» **WHAT YOU WILL DO**: Print all entries word for word.

» **ENTRIES SHOWN**:
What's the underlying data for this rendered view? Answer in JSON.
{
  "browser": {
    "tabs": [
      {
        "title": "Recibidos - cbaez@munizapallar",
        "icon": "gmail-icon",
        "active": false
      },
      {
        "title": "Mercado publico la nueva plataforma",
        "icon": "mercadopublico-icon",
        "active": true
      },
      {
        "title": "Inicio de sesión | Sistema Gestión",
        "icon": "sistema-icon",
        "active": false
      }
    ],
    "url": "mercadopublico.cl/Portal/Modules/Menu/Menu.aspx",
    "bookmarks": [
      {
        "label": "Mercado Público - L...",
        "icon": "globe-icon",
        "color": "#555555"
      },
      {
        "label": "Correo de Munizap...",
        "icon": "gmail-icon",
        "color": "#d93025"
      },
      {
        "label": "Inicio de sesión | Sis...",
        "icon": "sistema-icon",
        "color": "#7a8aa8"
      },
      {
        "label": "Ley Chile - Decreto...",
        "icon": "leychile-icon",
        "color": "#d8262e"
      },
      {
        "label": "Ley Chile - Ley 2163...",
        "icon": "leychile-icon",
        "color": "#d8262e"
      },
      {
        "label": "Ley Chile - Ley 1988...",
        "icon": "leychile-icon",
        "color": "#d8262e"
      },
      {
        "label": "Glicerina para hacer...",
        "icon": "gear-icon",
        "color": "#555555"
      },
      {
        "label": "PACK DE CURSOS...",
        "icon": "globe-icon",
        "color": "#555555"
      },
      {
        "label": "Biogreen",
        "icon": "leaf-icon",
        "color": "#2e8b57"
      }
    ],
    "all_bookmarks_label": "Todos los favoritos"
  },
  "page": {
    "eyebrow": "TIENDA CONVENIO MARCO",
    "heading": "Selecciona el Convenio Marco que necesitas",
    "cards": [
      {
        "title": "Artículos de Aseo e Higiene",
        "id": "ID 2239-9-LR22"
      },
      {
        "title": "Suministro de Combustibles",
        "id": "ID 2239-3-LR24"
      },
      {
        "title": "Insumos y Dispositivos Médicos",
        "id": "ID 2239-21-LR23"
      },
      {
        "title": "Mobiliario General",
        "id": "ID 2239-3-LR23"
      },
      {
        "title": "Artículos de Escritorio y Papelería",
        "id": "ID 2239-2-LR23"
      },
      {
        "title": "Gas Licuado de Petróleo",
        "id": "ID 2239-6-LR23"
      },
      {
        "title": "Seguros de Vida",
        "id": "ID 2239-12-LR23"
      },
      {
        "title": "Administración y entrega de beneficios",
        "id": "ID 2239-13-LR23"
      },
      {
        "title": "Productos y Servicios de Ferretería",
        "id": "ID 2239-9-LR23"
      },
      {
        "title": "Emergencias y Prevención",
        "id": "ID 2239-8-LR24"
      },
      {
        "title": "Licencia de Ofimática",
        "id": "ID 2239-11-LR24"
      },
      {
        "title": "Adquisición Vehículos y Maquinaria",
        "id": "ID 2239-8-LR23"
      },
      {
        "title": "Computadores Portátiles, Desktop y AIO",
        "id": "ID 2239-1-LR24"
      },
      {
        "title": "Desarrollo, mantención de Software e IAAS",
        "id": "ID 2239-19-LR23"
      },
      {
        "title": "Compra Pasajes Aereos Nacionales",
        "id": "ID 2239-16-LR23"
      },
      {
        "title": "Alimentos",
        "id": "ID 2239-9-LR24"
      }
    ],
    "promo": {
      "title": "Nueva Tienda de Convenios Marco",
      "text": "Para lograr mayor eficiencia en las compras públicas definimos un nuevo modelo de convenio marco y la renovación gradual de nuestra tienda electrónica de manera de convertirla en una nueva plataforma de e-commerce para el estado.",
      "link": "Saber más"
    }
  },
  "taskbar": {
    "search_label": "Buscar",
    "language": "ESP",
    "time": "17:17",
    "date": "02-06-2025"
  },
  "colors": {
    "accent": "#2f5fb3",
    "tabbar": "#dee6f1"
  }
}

» **WRITTEN RESPONSE**:
What's the underlying data for this rendered view? Answer in JSON.
{
  "browser": {
    "tabs": [
      {
        "title": "Recibidos - cbaez@munizapallar",
        "icon": "gmail-icon",
        "active": false
      },
      {
        "title": "Mercado publico la nueva plataforma",
        "icon": "mercadopublico-icon",
        "active": true
      },
      {
        "title": "Inicio de sesión | Sistema Gestión",
        "icon": "sistema-icon",
        "active": false
      }
    ],
    "url": "mercadopublico.cl/Portal/Modules/Menu/Menu.aspx",
    "bookmarks": [
      {
        "label": "Mercado Público - L...",
        "icon": "globe-icon",
        "color": "#555555"
      },
      {
        "label": "Correo de Munizap...",
        "icon": "gmail-icon",
        "color": "#d93025"
      },
      {
        "label": "Inicio de sesión | Sis...",
        "icon": "sistema-icon",
        "color": "#7a8aa8"
      },
      {
        "label": "Ley Chile - Decreto...",
        "icon": "leychile-icon",
        "color": "#d8262e"
      },
      {
        "label": "Ley Chile - Ley 2163...",
        "icon": "leychile-icon",
        "color": "#d8262e"
      },
      {
        "label": "Ley Chile - Ley 1988...",
        "icon": "leychile-icon",
        "color": "#d8262e"
      },
      {
        "label": "Glicerina para hacer...",
        "icon": "gear-icon",
        "color": "#555555"
      },
      {
        "label": "PACK DE CURSOS...",
        "icon": "globe-icon",
        "color": "#555555"
      },
      {
        "label": "Biogreen",
        "icon": "leaf-icon",
        "color": "#2e8b57"
      }
    ],
    "all_bookmarks_label": "Todos los favoritos"
  },
  "page": {
    "eyebrow": "TIENDA CONVENIO MARCO",
    "heading": "Selecciona el Convenio Marco que necesitas",
    "cards": [
      {
        "title": "Artículos de Aseo e Higiene",
        "id": "ID 2239-9-LR22"
      },
      {
        "title": "Suministro de Combustibles",
        "id": "ID 2239-3-LR24"
      },
      {
        "title": "Insumos y Dispositivos Médicos",
        "id": "ID 2239-21-LR23"
      },
      {
        "title": "Mobiliario General",
        "id": "ID 2239-3-LR23"
      },
      {
        "title": "Artículos de Escritorio y Papelería",
        "id": "ID 2239-2-LR23"
      },
      {
        "title": "Gas Licuado de Petróleo",
        "id": "ID 2239-6-LR23"
      },
      {
        "title": "Seguros de Vida",
        "id": "ID 2239-12-LR23"
      },
      {
        "title": "Administración y entrega de beneficios",
        "id": "ID 2239-13-LR23"
      },
      {
        "title": "Productos y Servicios de Ferretería",
        "id": "ID 2239-9-LR23"
      },
      {
        "title": "Emergencias y Prevención",
        "id": "ID 2239-8-LR24"
      },
      {
        "title": "Licencia de Ofimática",
        "id": "ID 2239-11-LR24"
      },
      {
        "title": "Adquisición Vehículos y Maquinaria",
        "id": "ID 2239-8-LR23"
      },
      {
        "title": "Computadores Portátiles, Desktop y AIO",
        "id": "ID 2239-1-LR24"
      },
      {
        "title": "Desarrollo, mantención de Software e IAAS",
        "id": "ID 2239-19-LR23"
      },
      {
        "title": "Compra Pasajes Aereos Nacionales",
        "id": "ID 2239-16-LR23"
      },
      {
        "title": "Alimentos",
        "id": "ID 2239-9-LR24"
      }
    ],
    "promo": {
      "title": "Nueva Tienda de Convenios Marco",
      "text": "Para lograr mayor eficiencia en las compras públicas definimos un nuevo modelo de convenio marco y la renovación gradual de nuestra tienda electrónica de manera de convertirla en una nueva plataforma de e-commerce para el estado.",
      "link": "Saber más"
    }
  },
  "taskbar": {
    "search_label": "Buscar",
    "language": "ESP",
    "time": "17:17",
    "date": "02-06-2025"
  },
  "colors": {
    "accent": "#2f5fb3",
    "tabbar": "#dee6f1"
  }
}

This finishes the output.